Helm, Roger M. (1992, ASQC) Siemens Industrial Automation, Inc., Johnson City, TN

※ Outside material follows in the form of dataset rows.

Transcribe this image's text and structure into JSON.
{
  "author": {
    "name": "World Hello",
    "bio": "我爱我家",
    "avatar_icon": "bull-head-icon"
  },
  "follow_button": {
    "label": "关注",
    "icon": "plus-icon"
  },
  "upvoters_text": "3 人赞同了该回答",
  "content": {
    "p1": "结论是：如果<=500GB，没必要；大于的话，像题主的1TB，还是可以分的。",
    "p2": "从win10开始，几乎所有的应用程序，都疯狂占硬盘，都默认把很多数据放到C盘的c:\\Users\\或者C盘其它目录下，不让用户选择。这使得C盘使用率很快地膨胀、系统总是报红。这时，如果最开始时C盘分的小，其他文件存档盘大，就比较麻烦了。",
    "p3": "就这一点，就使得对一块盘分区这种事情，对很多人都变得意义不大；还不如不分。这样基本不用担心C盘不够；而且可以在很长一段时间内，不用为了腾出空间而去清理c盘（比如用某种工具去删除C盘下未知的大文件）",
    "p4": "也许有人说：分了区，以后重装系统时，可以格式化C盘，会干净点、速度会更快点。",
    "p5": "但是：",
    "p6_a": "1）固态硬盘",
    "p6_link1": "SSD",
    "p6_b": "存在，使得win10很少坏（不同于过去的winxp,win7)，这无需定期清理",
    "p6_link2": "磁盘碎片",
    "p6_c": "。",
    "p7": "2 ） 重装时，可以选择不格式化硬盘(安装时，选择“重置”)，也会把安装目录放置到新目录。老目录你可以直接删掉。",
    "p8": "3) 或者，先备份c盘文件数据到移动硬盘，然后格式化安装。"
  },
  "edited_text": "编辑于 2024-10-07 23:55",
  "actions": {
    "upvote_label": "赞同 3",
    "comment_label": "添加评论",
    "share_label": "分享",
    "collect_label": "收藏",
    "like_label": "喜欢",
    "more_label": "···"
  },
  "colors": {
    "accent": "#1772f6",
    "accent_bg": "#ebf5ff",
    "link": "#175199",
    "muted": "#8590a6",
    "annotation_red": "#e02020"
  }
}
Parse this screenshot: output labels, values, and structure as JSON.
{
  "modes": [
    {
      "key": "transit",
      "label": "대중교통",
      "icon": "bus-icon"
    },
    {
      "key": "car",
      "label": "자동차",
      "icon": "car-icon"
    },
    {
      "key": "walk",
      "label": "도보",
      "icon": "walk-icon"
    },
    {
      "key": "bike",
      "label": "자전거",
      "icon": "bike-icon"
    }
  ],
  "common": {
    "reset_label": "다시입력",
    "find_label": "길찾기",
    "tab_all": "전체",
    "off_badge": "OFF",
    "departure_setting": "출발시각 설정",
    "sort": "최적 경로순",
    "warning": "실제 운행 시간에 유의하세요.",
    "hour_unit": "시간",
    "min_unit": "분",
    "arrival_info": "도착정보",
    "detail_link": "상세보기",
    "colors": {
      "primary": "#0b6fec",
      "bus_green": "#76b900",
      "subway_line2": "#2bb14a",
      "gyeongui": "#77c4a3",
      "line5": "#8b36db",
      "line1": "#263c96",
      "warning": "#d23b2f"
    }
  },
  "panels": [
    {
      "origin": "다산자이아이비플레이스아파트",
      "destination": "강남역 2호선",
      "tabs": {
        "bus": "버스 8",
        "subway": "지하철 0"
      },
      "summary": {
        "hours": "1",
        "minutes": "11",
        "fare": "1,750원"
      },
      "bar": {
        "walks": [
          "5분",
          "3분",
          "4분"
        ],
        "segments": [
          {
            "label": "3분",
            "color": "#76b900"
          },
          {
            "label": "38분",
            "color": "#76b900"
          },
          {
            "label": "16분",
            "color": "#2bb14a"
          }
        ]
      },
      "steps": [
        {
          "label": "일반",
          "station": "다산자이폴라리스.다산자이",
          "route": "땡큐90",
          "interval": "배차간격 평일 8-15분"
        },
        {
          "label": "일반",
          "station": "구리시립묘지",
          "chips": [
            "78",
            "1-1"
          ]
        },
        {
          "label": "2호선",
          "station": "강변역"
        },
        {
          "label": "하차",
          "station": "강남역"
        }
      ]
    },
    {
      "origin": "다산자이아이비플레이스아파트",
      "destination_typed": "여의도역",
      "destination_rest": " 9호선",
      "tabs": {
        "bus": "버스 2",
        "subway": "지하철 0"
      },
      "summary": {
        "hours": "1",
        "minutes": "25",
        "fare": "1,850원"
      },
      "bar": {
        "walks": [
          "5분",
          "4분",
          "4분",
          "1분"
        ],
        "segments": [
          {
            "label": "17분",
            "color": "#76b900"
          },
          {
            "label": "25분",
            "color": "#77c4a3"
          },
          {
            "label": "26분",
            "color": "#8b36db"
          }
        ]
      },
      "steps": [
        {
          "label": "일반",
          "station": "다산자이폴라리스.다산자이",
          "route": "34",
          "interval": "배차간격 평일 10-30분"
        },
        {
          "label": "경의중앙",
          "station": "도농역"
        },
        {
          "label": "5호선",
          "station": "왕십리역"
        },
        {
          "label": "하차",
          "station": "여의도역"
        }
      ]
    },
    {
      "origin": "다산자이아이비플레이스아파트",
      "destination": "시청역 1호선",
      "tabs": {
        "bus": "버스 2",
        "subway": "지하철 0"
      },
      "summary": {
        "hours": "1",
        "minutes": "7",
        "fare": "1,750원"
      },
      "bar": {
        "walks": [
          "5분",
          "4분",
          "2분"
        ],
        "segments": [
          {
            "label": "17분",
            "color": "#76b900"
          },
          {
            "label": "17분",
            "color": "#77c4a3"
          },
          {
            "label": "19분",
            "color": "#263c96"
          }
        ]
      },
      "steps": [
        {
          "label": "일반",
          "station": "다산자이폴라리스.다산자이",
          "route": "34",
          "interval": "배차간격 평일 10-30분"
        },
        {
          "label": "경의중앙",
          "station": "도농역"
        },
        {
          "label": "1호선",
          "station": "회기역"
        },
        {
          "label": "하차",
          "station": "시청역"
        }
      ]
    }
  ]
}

Implementing Total Quality for Technical Publications production entails the measurement and improvement of what generally is perceived as a subliminal or intangible process. Moreover, Technical Publication production often is shrouded in misconceptions. For example, it is perceived as a process without identifiable methods, and customers. Measurements of effectiveness and productivity, which have been traditionally applied to Technical Publication production, in reality are misleading because they actually measure typing speed. Quality technical writing actually consists of fewer pages containing more information. The production of such writing requires more planning, skill, and work. Because no consensus within Management exists concerning how Technical Publications fits into an organization, this article suggests a process audit to investigate the writing process and its customers. The greatest difficulty in recognizing the writing process is that most of the process is mental--invisible. A second difficulty is that the process is not linear, but recursive with a circular progression. Articulating the steps of the writing process reveals that technical publications feature multiple customers, including end-users, and people within the company who use the document to produce the physical product (e.g. engineers) or for information (e.g. sales force). The author's survey of these customers and their technical documentation requirements contributed to a ranking of customers into three categories ranging from customers working on short cycle design projects to long cycle projects. Once customers have been ranked, it is possible to assign writers more judiciously and to streamline information-gathering and data-entry processes.
Process improvement,Process management,Total Quality Management (TQM)